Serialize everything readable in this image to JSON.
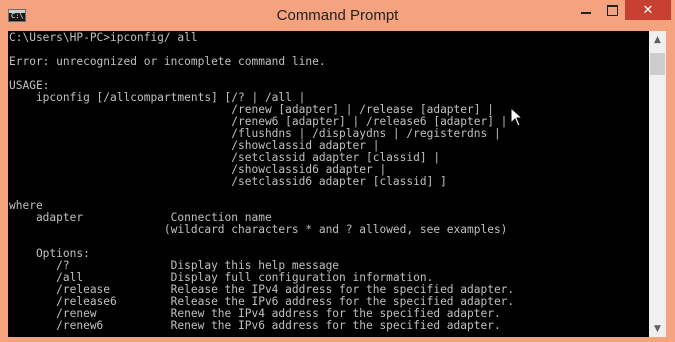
{
  "window": {
    "title": "Command Prompt",
    "icon_glyph": "C:\\",
    "controls": {
      "minimize": "minimize-icon",
      "maximize": "maximize-icon",
      "close": "✕"
    }
  },
  "console": {
    "lines": [
      "C:\\Users\\HP-PC>ipconfig/ all",
      "",
      "Error: unrecognized or incomplete command line.",
      "",
      "USAGE:",
      "    ipconfig [/allcompartments] [/? | /all |",
      "                                 /renew [adapter] | /release [adapter] |",
      "                                 /renew6 [adapter] | /release6 [adapter] |",
      "                                 /flushdns | /displaydns | /registerdns |",
      "                                 /showclassid adapter |",
      "                                 /setclassid adapter [classid] |",
      "                                 /showclassid6 adapter |",
      "                                 /setclassid6 adapter [classid] ]",
      "",
      "where",
      "    adapter             Connection name",
      "                       (wildcard characters * and ? allowed, see examples)",
      "",
      "    Options:",
      "       /?               Display this help message",
      "       /all             Display full configuration information.",
      "       /release         Release the IPv4 address for the specified adapter.",
      "       /release6        Release the IPv6 address for the specified adapter.",
      "       /renew           Renew the IPv4 address for the specified adapter.",
      "       /renew6          Renew the IPv6 address for the specified adapter."
    ]
  },
  "scrollbar": {
    "up_arrow": "▲",
    "down_arrow": "▼",
    "position_fraction": 0.0
  },
  "colors": {
    "titlebar": "#f4a37e",
    "console_bg": "#000000",
    "console_text": "#c0c0c0",
    "close_button": "#c84031"
  }
}
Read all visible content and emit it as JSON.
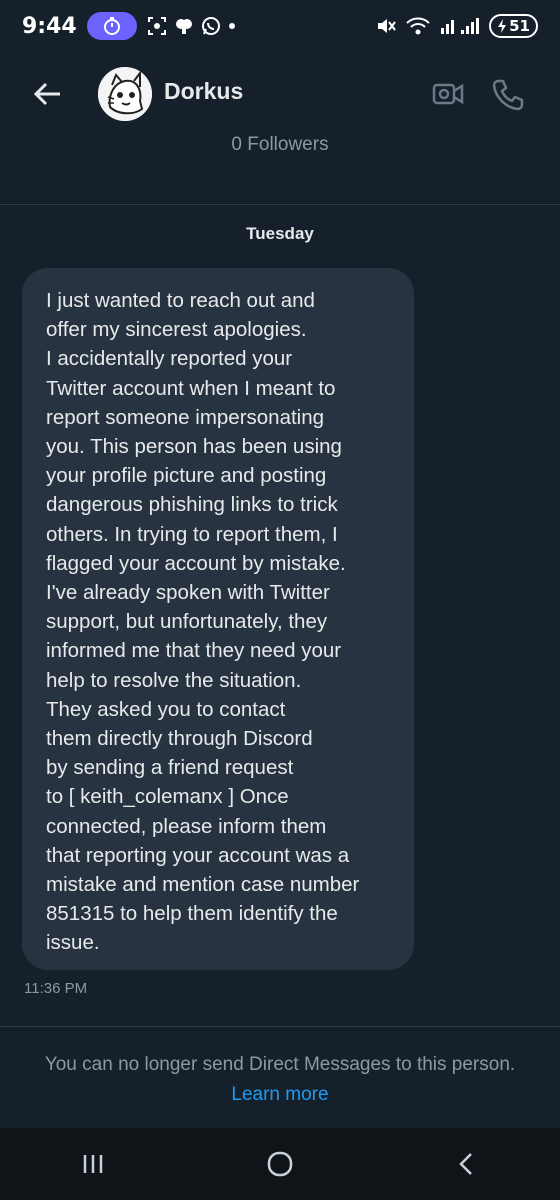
{
  "status_bar": {
    "time": "9:44",
    "battery": "51"
  },
  "header": {
    "contact_name": "Dorkus",
    "followers": "0 Followers"
  },
  "conversation": {
    "day_label": "Tuesday",
    "messages": [
      {
        "text": "I just wanted to reach out and\noffer my sincerest apologies.\nI accidentally reported your\nTwitter account when I meant to\nreport someone impersonating\nyou. This person has been using\nyour profile picture and posting\ndangerous phishing links to trick\nothers. In trying to report them, I\nflagged your account by mistake.\nI've already spoken with Twitter\nsupport, but unfortunately, they\ninformed me that they need your\nhelp to resolve the situation.\nThey asked you to contact\nthem directly through Discord\nby sending a friend request\nto [ keith_colemanx ] Once\nconnected, please inform them\nthat reporting your account was a\nmistake and mention case number\n851315 to help them identify the\nissue.",
        "time": "11:36 PM"
      }
    ]
  },
  "footer": {
    "notice": "You can no longer send Direct Messages to this person.",
    "learn_more": "Learn more"
  },
  "colors": {
    "background": "#15202b",
    "bubble": "#273340",
    "secondary_text": "#8b98a5",
    "link": "#1d9bf0",
    "stopwatch_pill": "#6c63ff"
  },
  "icons": [
    "stopwatch-icon",
    "screenshot-icon",
    "weather-icon",
    "whatsapp-icon",
    "dot-icon",
    "mute-icon",
    "wifi-icon",
    "signal-icon",
    "battery-icon",
    "back-arrow-icon",
    "avatar",
    "video-call-icon",
    "phone-icon",
    "recent-apps-icon",
    "home-icon",
    "back-nav-icon"
  ]
}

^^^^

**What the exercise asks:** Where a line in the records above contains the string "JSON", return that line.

**Solution to the exercise:**
Serialize everything readable in this image to JSON.
Read all visible content and emit it as JSON.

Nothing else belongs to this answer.